The expander cycle De Vinci, modelled on the RL10 (first flown about 1961) has not flown yet. Its machined cooling channel laser welded nozzle is probably the most advanced piece of tech on the design (no surprise that P&W wanted it for some of their engine designs, but as a sub contractor from Volvo in Sweden)
The Ariane 5 would not have been that good if it was not meant to carry the French Hermes space plane, making it effectively man rated (insofar as that means anything). AFAIK *the* key CNES design principle was "Let's only do what NASA have done for at least 20 years." I'm not sure if they don't read AIAA reports or are forbidden from using anything they find in them.
At the very *least* composite cased SRB's should have been flying at least 20 years ago. In terms of low(ish) cost tweaks a shift in the mixture ratio on the Saturn 5 gained it a 2.5% payload increase. While Europe had no experience of pumped LH2 engines before Volcain they should have moved tot he J2S gas tapoff cycle. This would have given a lighter weight (LOX/LH2 engines have the *worst* T/W of any engine type specifically designed for an ELV), simpler (but possibly trickier to test) design.
Arianspaces *real* achievement is to treat it more as a *business* and to *substantially* reduce the "Standing army" compared to *nearly* all current US launches (Only Sealaunch seemed to have seriously cut down the support team needed. I'd like to hope they make it out of Chp11.

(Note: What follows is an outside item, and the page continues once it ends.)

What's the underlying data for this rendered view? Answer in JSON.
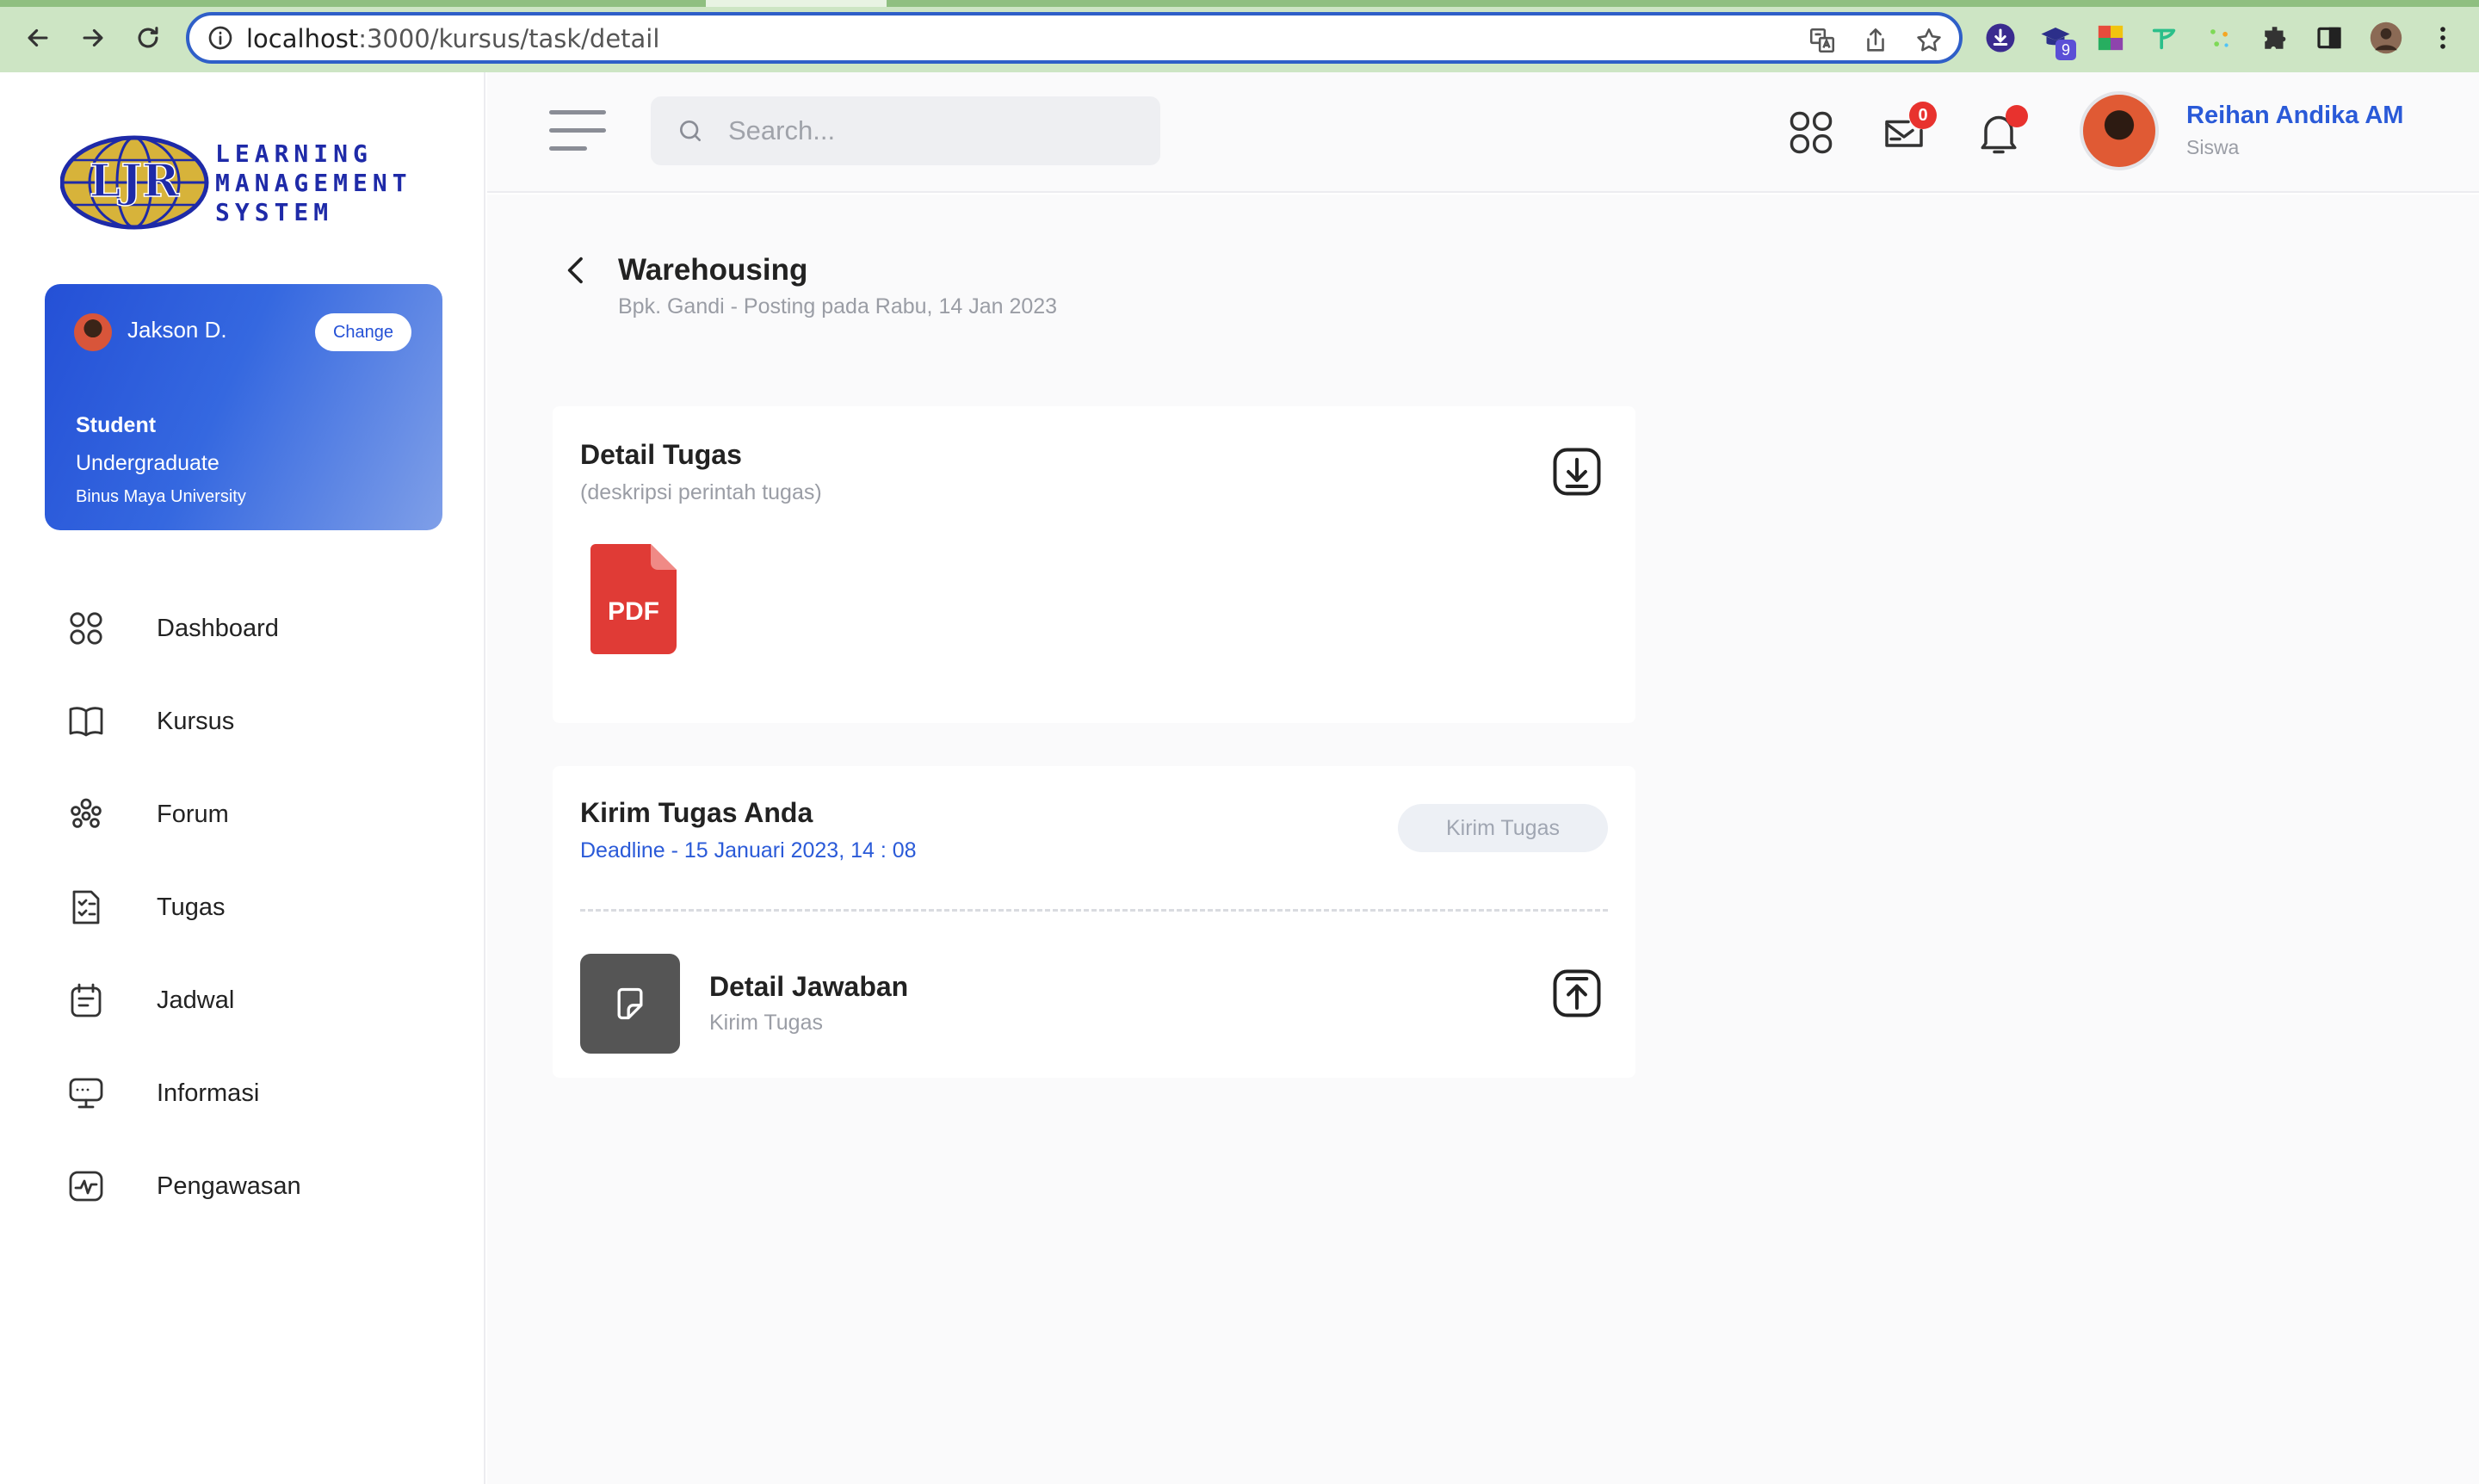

"Theres a lot that can be done,"
" but requiring political will to initiate a change is always going to lead to failure..."
"Ariane as a system and a business is *entirely* a product of political will. Only the *slighlty* greater distancing from government seems to given it the improved economics that make it such a popular choice. And they *still* undercut by the Russians.